# Why are primes of the form p^2 - 2 for prime p seemingly unusually likely to be factors of prime-exponent Mersenne numbers?

The sequence A049002 (primes of form $q^2 - 2$, where $q$ is prime) appears to contain a high proportion of elements that are factors of prime-exponent Mersenne numbers (see below). I wonder why?

Factors of Mersenne numbers must obey certain well-known properties (e.g., Wikipedia), but as a layperson I can't think of any obvious way to relate the above empirical result to those properties.

• 2, 7, 23, 47, 167, 359, 839, 1367, 1847, 2207, 3719, 5039, 7919, 10607, 11447, 16127, 17159, 19319, 29927, 36479, 44519, 49727, 54287, 57119, 66047, 85847, 97967, 113567, 128879, 177239, 196247, 201599, 218087, 241079, 273527, 292679, 323759, 344567, 368447, 426407, 458327, 516959, 528527, 537287, 552047, 563999, 573047, 579119, 635207, 657719, 744767, 776159, 1026167, 1042439, 1104599, 1142759, 1190279, 1329407, 1495727, 1515359, 1661519, 1682207, 1708247, 1745039, 1868687, 1985279, ...

Of the 66 elements of A049002 less than 2 million, 32 of them are factors of prime-exponent Mersenne numbers. Of these, 30 of them are of the form $2p+1$; the other two are of the form $2kp+1$ ($11447=2*59*97+1$ is a factor of $M_{97}$ and $1329407=2*13*51131+1$ is a factor of $M_{51131}$).

Since all elements but the first are odd, we can write $q^2 - 2 = 2n + 1$ for some integer $n$. Empirically over this limited dataset, it seems that $n$ is prime almost half the time, which seems surprisingly high; also, if $n=p$ is prime, then empirically over this dataset it seems that $2p+1$ is always a factor of $M_p$ (recall that $2p+1$ is always prime by the construction of the sequence).

In the general case of $p$ and $2p+1$ both being prime, it is not necessarily true that $2p+1$ is a factor of $M_p$ (counterexamples include $p$ = 29, 41, 53, 83, etc). However, for any prime $p$ such that $2p+1$ is an element of A049002, it seems that $2p+1$ is always a factor of $M_p$ (at least over the limited dataset).

Is there any interesting math here, or at least some way to prove something or derive a result?
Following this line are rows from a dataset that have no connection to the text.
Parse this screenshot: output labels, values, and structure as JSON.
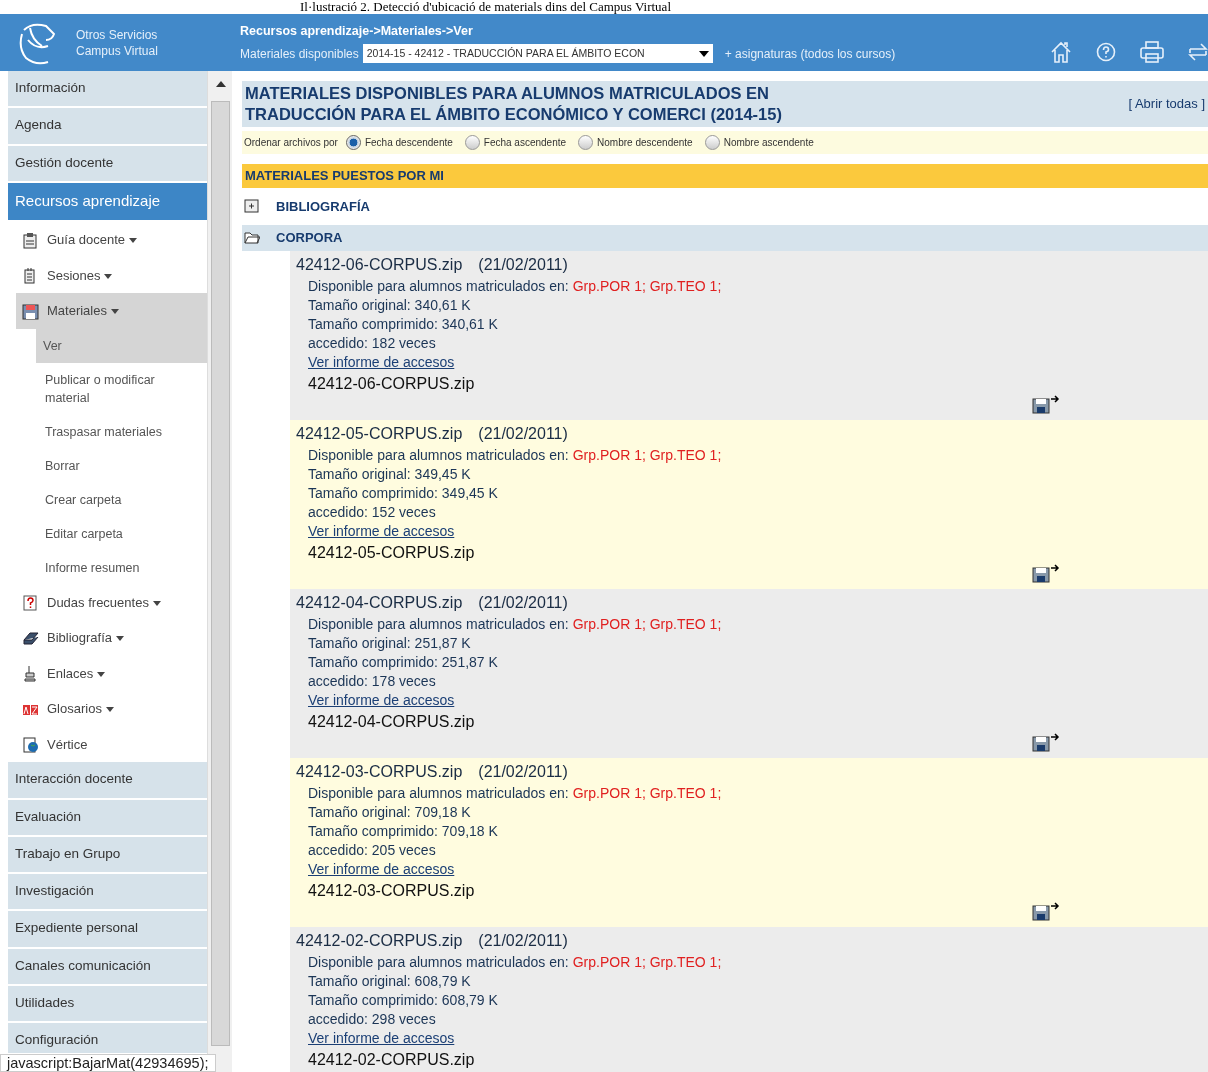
{
  "caption": "Il·lustració 2. Detecció d'ubicació de materials dins del Campus Virtual",
  "header": {
    "logo_text": [
      "Otros Servicios",
      "Campus Virtual"
    ],
    "breadcrumb": "Recursos aprendizaje->Materiales->Ver",
    "select_label": "Materiales disponibles",
    "select_value": "2014-15 - 42412 - TRADUCCIÓN PARA EL ÁMBITO ECON",
    "more_link": "+ asignaturas (todos los cursos)"
  },
  "sidebar": {
    "items": [
      {
        "label": "Información",
        "kind": "section",
        "selected": false
      },
      {
        "label": "Agenda",
        "kind": "section",
        "selected": false
      },
      {
        "label": "Gestión docente",
        "kind": "section",
        "selected": false
      },
      {
        "label": "Recursos aprendizaje",
        "kind": "section",
        "selected": true
      },
      {
        "label": "Guía docente",
        "kind": "tool",
        "expanded": false
      },
      {
        "label": "Sesiones",
        "kind": "tool",
        "expanded": false
      },
      {
        "label": "Materiales",
        "kind": "tool",
        "expanded": true,
        "children": [
          {
            "label": "Ver",
            "selected": true
          },
          {
            "label": "Publicar o modificar material",
            "selected": false
          },
          {
            "label": "Traspasar materiales",
            "selected": false
          },
          {
            "label": "Borrar",
            "selected": false
          },
          {
            "label": "Crear carpeta",
            "selected": false
          },
          {
            "label": "Editar carpeta",
            "selected": false
          },
          {
            "label": "Informe resumen",
            "selected": false
          }
        ]
      },
      {
        "label": "Dudas frecuentes",
        "kind": "tool",
        "expanded": false
      },
      {
        "label": "Bibliografía",
        "kind": "tool",
        "expanded": false
      },
      {
        "label": "Enlaces",
        "kind": "tool",
        "expanded": false
      },
      {
        "label": "Glosarios",
        "kind": "tool",
        "expanded": false
      },
      {
        "label": "Vértice",
        "kind": "link"
      },
      {
        "label": "Interacción docente",
        "kind": "section",
        "selected": false
      },
      {
        "label": "Evaluación",
        "kind": "section",
        "selected": false
      },
      {
        "label": "Trabajo en Grupo",
        "kind": "section",
        "selected": false
      },
      {
        "label": "Investigación",
        "kind": "section",
        "selected": false
      },
      {
        "label": "Expediente personal",
        "kind": "section",
        "selected": false
      },
      {
        "label": "Canales comunicación",
        "kind": "section",
        "selected": false
      },
      {
        "label": "Utilidades",
        "kind": "section",
        "selected": false
      },
      {
        "label": "Configuración",
        "kind": "section",
        "selected": false
      }
    ]
  },
  "status_text": "javascript:BajarMat(42934695);",
  "main": {
    "title": "MATERIALES DISPONIBLES PARA ALUMNOS MATRICULADOS EN TRADUCCIÓN PARA EL ÁMBITO ECONÓMICO Y COMERCI (2014-15)",
    "open_all": "[ Abrir todas ]",
    "sort_label": "Ordenar archivos por",
    "sort_options": [
      {
        "label": "Fecha descendente",
        "selected": true
      },
      {
        "label": "Fecha ascendente",
        "selected": false
      },
      {
        "label": "Nombre descendente",
        "selected": false
      },
      {
        "label": "Nombre ascendente",
        "selected": false
      }
    ],
    "section_title": "MATERIALES PUESTOS POR MI",
    "folders": [
      {
        "label": "BIBLIOGRAFÍA",
        "expanded": false
      },
      {
        "label": "CORPORA",
        "expanded": true
      }
    ],
    "files": [
      {
        "name": "42412-06-CORPUS.zip",
        "date": "(21/02/2011)",
        "available_label": "Disponible para alumnos matriculados en:",
        "groups": "Grp.POR 1; Grp.TEO 1;",
        "original_size": "Tamaño original: 340,61 K",
        "compressed_size": "Tamaño comprimido: 340,61 K",
        "accessed": "accedido: 182 veces",
        "report_link": "Ver informe de accesos",
        "file_link": "42412-06-CORPUS.zip"
      },
      {
        "name": "42412-05-CORPUS.zip",
        "date": "(21/02/2011)",
        "available_label": "Disponible para alumnos matriculados en:",
        "groups": "Grp.POR 1; Grp.TEO 1;",
        "original_size": "Tamaño original: 349,45 K",
        "compressed_size": "Tamaño comprimido: 349,45 K",
        "accessed": "accedido: 152 veces",
        "report_link": "Ver informe de accesos",
        "file_link": "42412-05-CORPUS.zip"
      },
      {
        "name": "42412-04-CORPUS.zip",
        "date": "(21/02/2011)",
        "available_label": "Disponible para alumnos matriculados en:",
        "groups": "Grp.POR 1; Grp.TEO 1;",
        "original_size": "Tamaño original: 251,87 K",
        "compressed_size": "Tamaño comprimido: 251,87 K",
        "accessed": "accedido: 178 veces",
        "report_link": "Ver informe de accesos",
        "file_link": "42412-04-CORPUS.zip"
      },
      {
        "name": "42412-03-CORPUS.zip",
        "date": "(21/02/2011)",
        "available_label": "Disponible para alumnos matriculados en:",
        "groups": "Grp.POR 1; Grp.TEO 1;",
        "original_size": "Tamaño original: 709,18 K",
        "compressed_size": "Tamaño comprimido: 709,18 K",
        "accessed": "accedido: 205 veces",
        "report_link": "Ver informe de accesos",
        "file_link": "42412-03-CORPUS.zip"
      },
      {
        "name": "42412-02-CORPUS.zip",
        "date": "(21/02/2011)",
        "available_label": "Disponible para alumnos matriculados en:",
        "groups": "Grp.POR 1; Grp.TEO 1;",
        "original_size": "Tamaño original: 608,79 K",
        "compressed_size": "Tamaño comprimido: 608,79 K",
        "accessed": "accedido: 298 veces",
        "report_link": "Ver informe de accesos",
        "file_link": "42412-02-CORPUS.zip"
      }
    ]
  }
}
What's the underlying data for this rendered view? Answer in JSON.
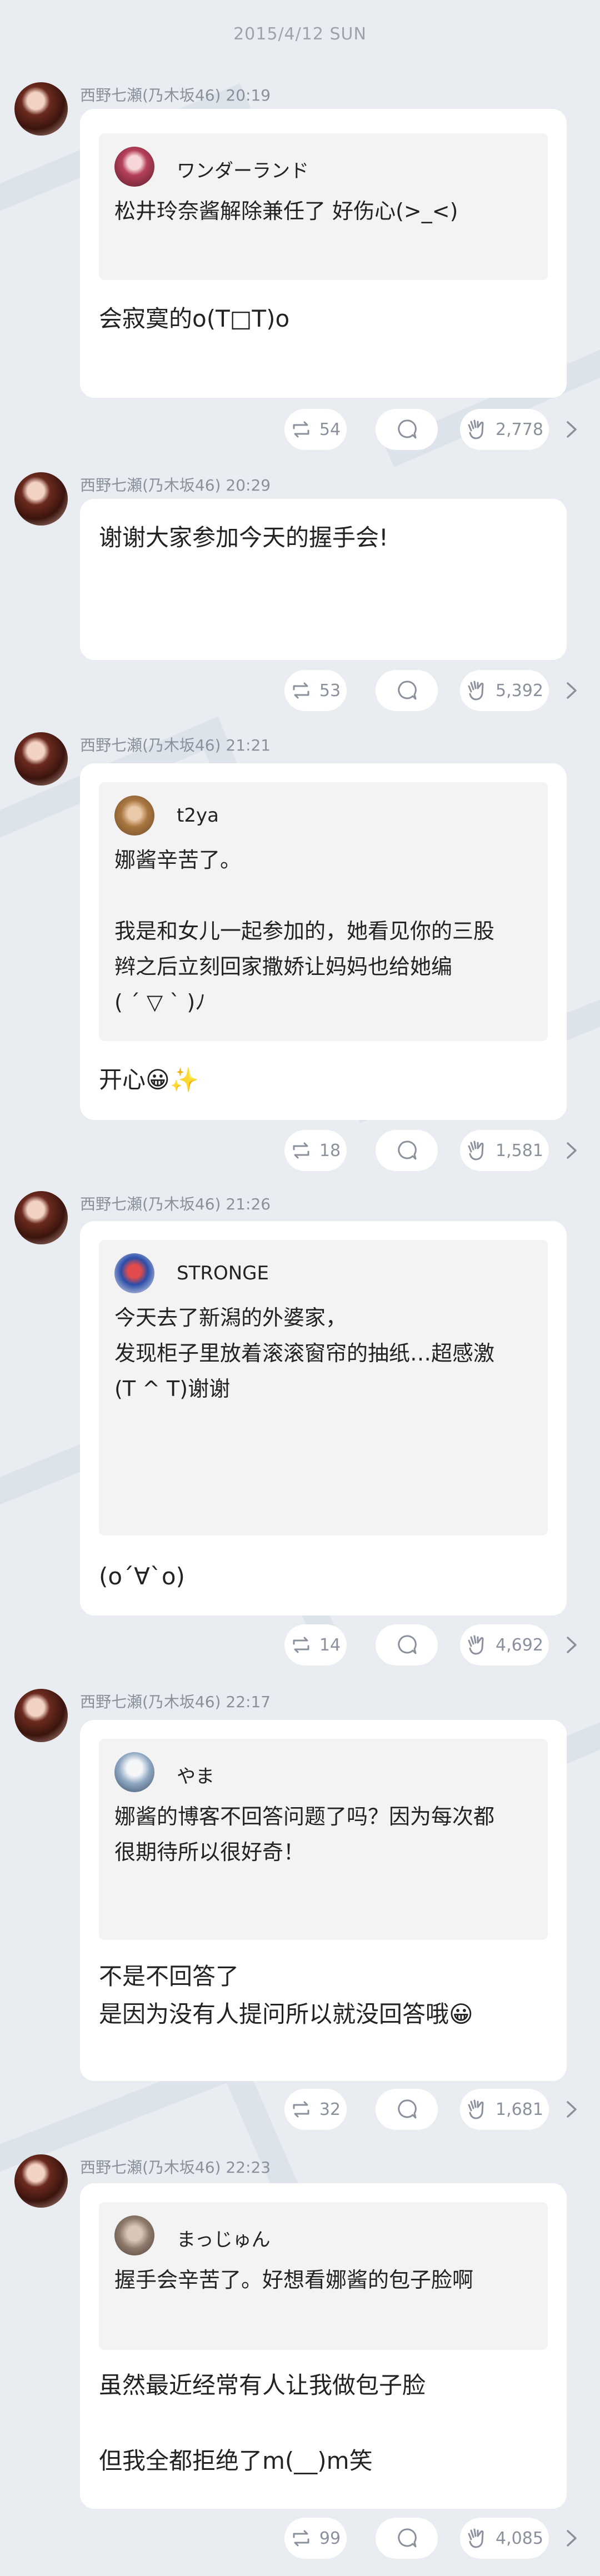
{
  "header": {
    "date": "2015/4/12 SUN"
  },
  "colors": {
    "background": "#e9edf2",
    "card": "#ffffff",
    "quote": "#f3f3f4",
    "muted": "#8a919c"
  },
  "posts": [
    {
      "author": "西野七瀬(乃木坂46)",
      "time": "20:19",
      "quote": {
        "name": "ワンダーランド",
        "text": "松井玲奈酱解除兼任了 好伤心(>_<)"
      },
      "reply": "会寂寞的o(T□T)o",
      "counts": {
        "repost": "54",
        "like": "2,778"
      }
    },
    {
      "author": "西野七瀬(乃木坂46)",
      "time": "20:29",
      "reply": "谢谢大家参加今天的握手会!",
      "counts": {
        "repost": "53",
        "like": "5,392"
      }
    },
    {
      "author": "西野七瀬(乃木坂46)",
      "time": "21:21",
      "quote": {
        "name": "t2ya",
        "text": "娜酱辛苦了。\n\n我是和女儿一起参加的，她看见你的三股\n辫之后立刻回家撒娇让妈妈也给她编\n( ´ ▽ ` )ﾉ"
      },
      "reply": "开心😀✨",
      "counts": {
        "repost": "18",
        "like": "1,581"
      }
    },
    {
      "author": "西野七瀬(乃木坂46)",
      "time": "21:26",
      "quote": {
        "name": "STRONGE",
        "text": "今天去了新潟的外婆家，\n发现柜子里放着滚滚窗帘的抽纸…超感激\n(T ^ T)谢谢"
      },
      "reply": "(o´∀`o)",
      "counts": {
        "repost": "14",
        "like": "4,692"
      }
    },
    {
      "author": "西野七瀬(乃木坂46)",
      "time": "22:17",
      "quote": {
        "name": "やま",
        "text": "娜酱的博客不回答问题了吗？因为每次都\n很期待所以很好奇！"
      },
      "reply": "不是不回答了\n是因为没有人提问所以就没回答哦😀",
      "counts": {
        "repost": "32",
        "like": "1,681"
      }
    },
    {
      "author": "西野七瀬(乃木坂46)",
      "time": "22:23",
      "quote": {
        "name": "まっじゅん",
        "text": "握手会辛苦了。好想看娜酱的包子脸啊"
      },
      "reply": "虽然最近经常有人让我做包子脸\n\n但我全都拒绝了m(__)m笑",
      "counts": {
        "repost": "99",
        "like": "4,085"
      }
    }
  ]
}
1. If $p$ and $2p + 1$ are both prime (meaning that $p$ is a Sophie Germain prime), and $p$ is congruent to 3 (mod 4), then $2p + 1$ divides $2^p − 1$.